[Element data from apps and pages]
◆ ◆ ◆ ◆ ◆ ◆ ◆

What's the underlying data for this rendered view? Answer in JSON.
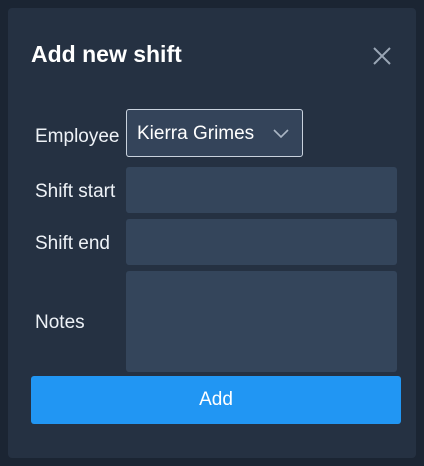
{
  "dialog": {
    "title": "Add new shift",
    "close_icon": "close-icon"
  },
  "form": {
    "employee": {
      "label": "Employee",
      "selected": "Kierra Grimes",
      "icon": "chevron-down-icon"
    },
    "shift_start": {
      "label": "Shift start",
      "value": ""
    },
    "shift_end": {
      "label": "Shift end",
      "value": ""
    },
    "notes": {
      "label": "Notes",
      "value": ""
    }
  },
  "actions": {
    "add_label": "Add"
  },
  "colors": {
    "background": "#1b2533",
    "panel": "#253142",
    "input": "#34455b",
    "accent": "#2196f3"
  }
}
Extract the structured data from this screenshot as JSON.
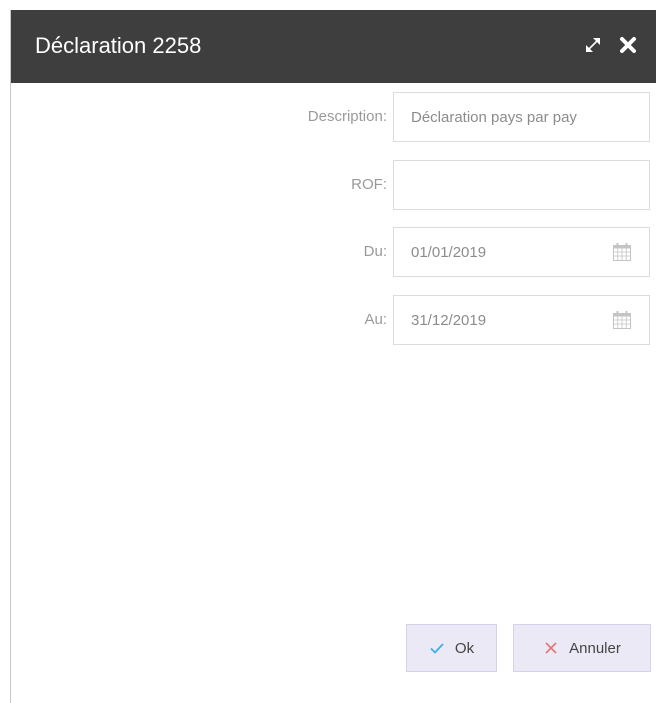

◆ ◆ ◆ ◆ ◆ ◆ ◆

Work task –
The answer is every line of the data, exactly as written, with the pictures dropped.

Output for this exercise –
What's the underlying data for this rendered view? Answer in JSON.
{
  "dialog": {
    "title": "Add new shift",
    "close_icon": "close-icon"
  },
  "form": {
    "employee": {
      "label": "Employee",
      "selected": "Kierra Grimes",
      "icon": "chevron-down-icon"
    },
    "shift_start": {
      "label": "Shift start",
      "value": ""
    },
    "shift_end": {
      "label": "Shift end",
      "value": ""
    },
    "notes": {
      "label": "Notes",
      "value": ""
    }
  },
  "actions": {
    "add_label": "Add"
  },
  "colors": {
    "background": "#1b2533",
    "panel": "#253142",
    "input": "#34455b",
    "accent": "#2196f3"
  }
}
Extract the structured data from this screenshot as JSON.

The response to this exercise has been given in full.